None of the windows needed repairing, so they moved to the interior. They peeled off the wild floral wallpaper from the ’80s, did some plastering and painting, and pulled up the wall-to-wall carpet to reveal original hardwood floors in mint condition. The stucco exterior was white with contrasting black shutters. They painted it a pale gray that shows a hint of pink in certain light. “You see that pink, too?” Brant poses. “Isn’t that amazing?”
While Brant favors all things old—spaces, objects and general simplicity—her husband and the boys prefer a house that’s “new and open.” Sure, 19th-century architecture comes with its fair share of quirks (shallow closets, squeaky floorboards, mysterious nooks), but a few updated amenities made for a balance that appeases the whole gang.

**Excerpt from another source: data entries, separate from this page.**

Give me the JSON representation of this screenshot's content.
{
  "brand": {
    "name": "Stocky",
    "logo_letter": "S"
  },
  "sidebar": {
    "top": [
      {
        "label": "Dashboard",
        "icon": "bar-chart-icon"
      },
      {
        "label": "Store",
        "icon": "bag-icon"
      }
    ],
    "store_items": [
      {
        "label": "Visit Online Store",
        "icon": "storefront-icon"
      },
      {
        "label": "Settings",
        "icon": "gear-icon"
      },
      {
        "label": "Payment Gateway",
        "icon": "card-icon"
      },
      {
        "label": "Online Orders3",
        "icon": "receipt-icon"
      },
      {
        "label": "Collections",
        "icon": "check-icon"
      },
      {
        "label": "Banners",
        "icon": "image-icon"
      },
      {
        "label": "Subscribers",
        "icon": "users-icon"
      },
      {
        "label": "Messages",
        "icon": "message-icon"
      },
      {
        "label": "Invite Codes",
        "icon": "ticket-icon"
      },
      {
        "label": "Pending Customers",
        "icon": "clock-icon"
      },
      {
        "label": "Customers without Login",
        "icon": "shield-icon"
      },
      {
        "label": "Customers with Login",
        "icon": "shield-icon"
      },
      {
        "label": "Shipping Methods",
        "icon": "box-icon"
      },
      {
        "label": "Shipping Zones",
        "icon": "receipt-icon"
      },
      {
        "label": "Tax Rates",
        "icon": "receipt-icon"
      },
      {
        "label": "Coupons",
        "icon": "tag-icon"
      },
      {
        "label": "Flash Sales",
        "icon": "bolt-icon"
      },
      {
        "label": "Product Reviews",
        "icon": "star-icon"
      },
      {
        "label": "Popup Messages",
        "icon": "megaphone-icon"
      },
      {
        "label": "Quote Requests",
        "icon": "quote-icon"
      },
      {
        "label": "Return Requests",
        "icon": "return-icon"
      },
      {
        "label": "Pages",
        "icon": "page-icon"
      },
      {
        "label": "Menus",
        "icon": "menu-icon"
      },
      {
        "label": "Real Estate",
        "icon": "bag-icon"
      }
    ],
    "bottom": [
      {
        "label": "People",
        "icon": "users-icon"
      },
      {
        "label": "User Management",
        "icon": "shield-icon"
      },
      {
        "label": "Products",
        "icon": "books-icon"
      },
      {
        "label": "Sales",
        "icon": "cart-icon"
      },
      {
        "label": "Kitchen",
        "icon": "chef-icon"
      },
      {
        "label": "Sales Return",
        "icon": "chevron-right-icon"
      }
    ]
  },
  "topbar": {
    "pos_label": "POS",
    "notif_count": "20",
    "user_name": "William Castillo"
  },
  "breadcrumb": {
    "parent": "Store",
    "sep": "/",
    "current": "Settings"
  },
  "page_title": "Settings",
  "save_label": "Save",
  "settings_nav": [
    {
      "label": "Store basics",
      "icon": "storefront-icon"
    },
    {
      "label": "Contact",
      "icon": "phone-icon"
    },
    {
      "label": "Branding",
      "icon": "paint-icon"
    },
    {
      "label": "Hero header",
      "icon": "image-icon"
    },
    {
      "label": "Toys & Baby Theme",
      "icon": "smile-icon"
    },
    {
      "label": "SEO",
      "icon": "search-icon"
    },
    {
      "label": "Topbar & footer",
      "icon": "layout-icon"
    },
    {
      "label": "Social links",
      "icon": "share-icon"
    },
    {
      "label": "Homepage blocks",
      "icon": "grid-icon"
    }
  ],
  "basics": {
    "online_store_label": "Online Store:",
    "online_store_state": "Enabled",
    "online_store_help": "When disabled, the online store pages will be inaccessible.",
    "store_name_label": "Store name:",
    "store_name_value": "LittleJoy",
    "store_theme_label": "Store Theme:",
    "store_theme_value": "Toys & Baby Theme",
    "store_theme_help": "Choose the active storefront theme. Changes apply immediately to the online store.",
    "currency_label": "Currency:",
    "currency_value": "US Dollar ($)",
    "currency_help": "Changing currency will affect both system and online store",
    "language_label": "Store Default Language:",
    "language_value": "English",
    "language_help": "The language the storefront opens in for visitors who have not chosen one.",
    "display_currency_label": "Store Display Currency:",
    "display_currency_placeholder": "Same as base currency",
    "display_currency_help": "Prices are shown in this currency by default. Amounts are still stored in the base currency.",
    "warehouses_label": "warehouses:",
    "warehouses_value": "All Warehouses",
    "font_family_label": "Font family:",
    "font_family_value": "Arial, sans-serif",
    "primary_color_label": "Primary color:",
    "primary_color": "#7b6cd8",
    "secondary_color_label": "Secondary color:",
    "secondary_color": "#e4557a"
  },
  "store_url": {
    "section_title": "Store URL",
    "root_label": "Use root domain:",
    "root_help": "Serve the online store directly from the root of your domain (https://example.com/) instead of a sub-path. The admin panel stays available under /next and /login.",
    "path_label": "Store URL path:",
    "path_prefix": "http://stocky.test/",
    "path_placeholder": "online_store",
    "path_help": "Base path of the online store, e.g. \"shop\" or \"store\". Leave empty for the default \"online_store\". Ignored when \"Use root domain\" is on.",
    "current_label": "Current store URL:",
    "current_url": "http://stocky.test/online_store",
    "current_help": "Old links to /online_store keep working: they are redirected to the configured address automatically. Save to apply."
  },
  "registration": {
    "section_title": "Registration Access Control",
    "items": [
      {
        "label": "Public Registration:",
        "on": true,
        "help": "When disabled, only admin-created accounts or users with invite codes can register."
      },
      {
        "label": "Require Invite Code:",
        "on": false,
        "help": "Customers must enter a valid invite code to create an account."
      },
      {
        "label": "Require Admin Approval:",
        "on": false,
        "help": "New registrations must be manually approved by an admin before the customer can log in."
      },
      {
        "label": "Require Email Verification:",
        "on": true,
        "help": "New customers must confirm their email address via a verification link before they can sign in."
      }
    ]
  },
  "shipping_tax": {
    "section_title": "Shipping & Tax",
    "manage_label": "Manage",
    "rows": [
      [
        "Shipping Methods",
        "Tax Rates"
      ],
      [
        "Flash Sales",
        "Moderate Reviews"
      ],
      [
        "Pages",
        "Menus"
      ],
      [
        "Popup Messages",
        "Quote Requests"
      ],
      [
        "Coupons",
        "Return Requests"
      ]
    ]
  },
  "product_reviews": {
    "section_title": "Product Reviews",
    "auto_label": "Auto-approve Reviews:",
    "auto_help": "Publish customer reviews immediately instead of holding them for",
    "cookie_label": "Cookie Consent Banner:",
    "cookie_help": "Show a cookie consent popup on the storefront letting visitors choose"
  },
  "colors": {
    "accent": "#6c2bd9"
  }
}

James completely updated the kitchen, installing an island and shaker cabinets topped with an earth-tone granite. And while you’ll spot a few of Brant’s early American antiques in the home, an icebox isn’t one of them. Stainless steel appliances offer convenience and a contemporary bent, as does a corner banquette hugging a circular farmhouse table. Brant brushed an ivory porch paint across the wood floors. Foot and paw traffic from Lacey, the family’s 8-year-old Chihuahua-Pomeranian mix, adds a patina that screams “farmhouse.” While new, a distressed Persian rug and woven leather stools appear rustic.
Elsewhere downstairs, there’s a great room, a formal dining room, a split-level family room, an enclosed porch, and a laundry off the side-entry mudroom. Upstairs, you’ll find four bedrooms and a sunroom just wide enough for a small daybed. Throughout most of the house, massive windows offer views of vast fields of sycamores, dogwoods, white oaks, beech and hickories. Rose of Sharon is also abundant, and Brant has planted perennials like aster, bluebells and milkweed to attract butterflies. “There were two beautiful maple trees, but they rotted in the middle, so we had to cut them down,” she says. “But isn’t it like a painting out of every window?”

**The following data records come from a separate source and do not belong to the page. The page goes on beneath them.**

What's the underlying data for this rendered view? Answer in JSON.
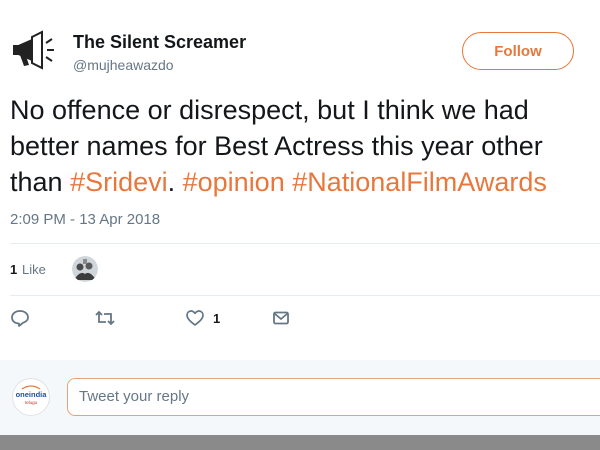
{
  "user": {
    "display_name": "The Silent Screamer",
    "handle": "@mujheawazdo",
    "avatar_icon": "megaphone-icon"
  },
  "follow_button": {
    "label": "Follow"
  },
  "tweet": {
    "line1": "No offence or disrespect, but I think we had",
    "line2": "better names for Best Actress this year other",
    "line3_prefix": "than ",
    "hashtags": [
      "#Sridevi",
      "#opinion",
      "#NationalFilmAwards"
    ],
    "hashtag_sep1": ". ",
    "hashtag_sep2": " ",
    "timestamp": "2:09 PM - 13 Apr 2018"
  },
  "engagement": {
    "likes_count": "1",
    "likes_label": "Like"
  },
  "actions": {
    "reply_icon": "reply-icon",
    "retweet_icon": "retweet-icon",
    "like_icon": "heart-icon",
    "like_count": "1",
    "dm_icon": "mail-icon"
  },
  "reply_box": {
    "placeholder": "Tweet your reply",
    "avatar_text": "oneindia",
    "avatar_subtext": "telugu"
  },
  "colors": {
    "accent": "#e8773c",
    "text": "#14171a",
    "muted": "#657786"
  }
}
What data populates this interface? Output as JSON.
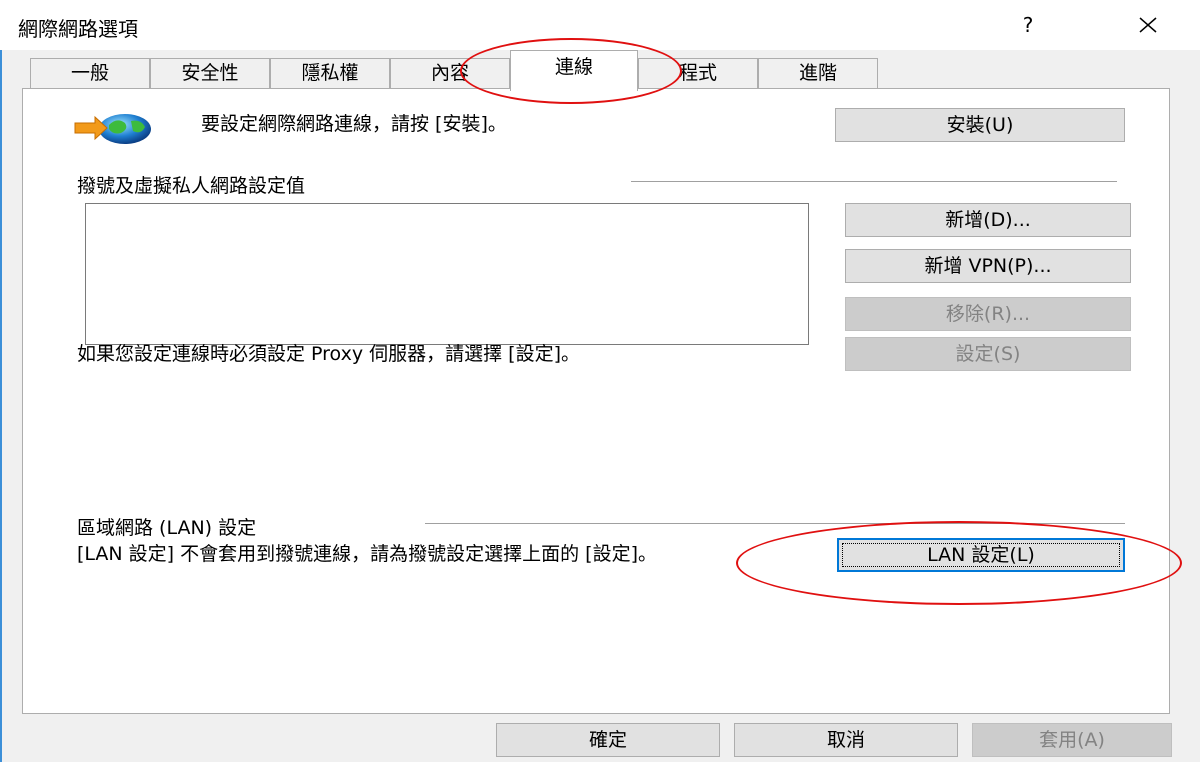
{
  "window": {
    "title": "網際網路選項",
    "help_glyph": "?",
    "close_glyph": "✕"
  },
  "tabs": [
    {
      "label": "一般"
    },
    {
      "label": "安全性"
    },
    {
      "label": "隱私權"
    },
    {
      "label": "內容"
    },
    {
      "label": "連線",
      "active": true
    },
    {
      "label": "程式"
    },
    {
      "label": "進階"
    }
  ],
  "setup": {
    "text": "要設定網際網路連線，請按 [安裝]。",
    "button": "安裝(U)",
    "icon": "network-setup-icon"
  },
  "dialup": {
    "heading": "撥號及虛擬私人網路設定值",
    "add_button": "新增(D)...",
    "add_vpn_button": "新增 VPN(P)...",
    "remove_button": "移除(R)...",
    "settings_button": "設定(S)",
    "proxy_note": "如果您設定連線時必須設定 Proxy 伺服器，請選擇 [設定]。"
  },
  "lan": {
    "heading": "區域網路 (LAN) 設定",
    "note": "[LAN 設定] 不會套用到撥號連線，請為撥號設定選擇上面的 [設定]。",
    "button": "LAN 設定(L)"
  },
  "footer": {
    "ok": "確定",
    "cancel": "取消",
    "apply": "套用(A)"
  },
  "colors": {
    "highlight_circle": "#e01010",
    "accent": "#0078d7"
  }
}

Brant’s favorite indoor space is the south-facing “Blue Room,” where sun spills in from all sides to break up the shadows. It’s been painted white and renamed the “Piano Room,” after the Kohler & Campbell version James and the kids play. (They had to downsize from the baby grand at their former house.) An acoustic guitar leans against a wall, available to anyone who passes by.
In another corner of the room, an H-frame easel showcases a child’s drawing. Beside it, a wood shoe-polishing kit holds brushes and solvents. At the center of space, an ivory sofa faces an antique Franklin stove. An old chest serves as coffee table. “This is our music, art and reading room,” Brant says. “We spend a lot of time in here.”
Behind the black stove, a wall of tiles is the only artefact remaining from the Blue Room. Above it, Brant has hung a large palm cyanotype made by a high school friend. Other personal touches include the brown bears her late mother, Candace Anderson, collected; handbound books from James’ father; and several items Brant brought home after relocating her retail space from the Chadds Ford Barn Shops to Works Kennett Square (pottery, plants, pillows with kilim and Mexican embroidery).
On display between rooms are more collectibles and works by Brant’s mom, a real estate broker and visual artist with an affinity for tasteful furnishings. Other items include antique mirrors, Wyeth prints, and a framed montage of the Phish tickets James collected in the 1990s.
The intended family room—cozy, with its own fireplace and sliding glass exit to the yard—serves as James’ office and music studio. He’s a singer/songwriter and a computer engineer. A would-be formal dining room is now a place to flop down in front of the TV.
The enormous enclosed porch off the kitchen has many uses. With its panoramic view and ample seating, the porch is Brant’s favorite spot for watching her boys, 8 and 10, ride their bikes and four-wheelers around the yard. “This replaced the original porch in the 1980s and was the perfect addition. It’s perfectly north, so it insulates the colder, darker side of the house,” Brant says. “This house was my dream.”
Now, it’s her reality.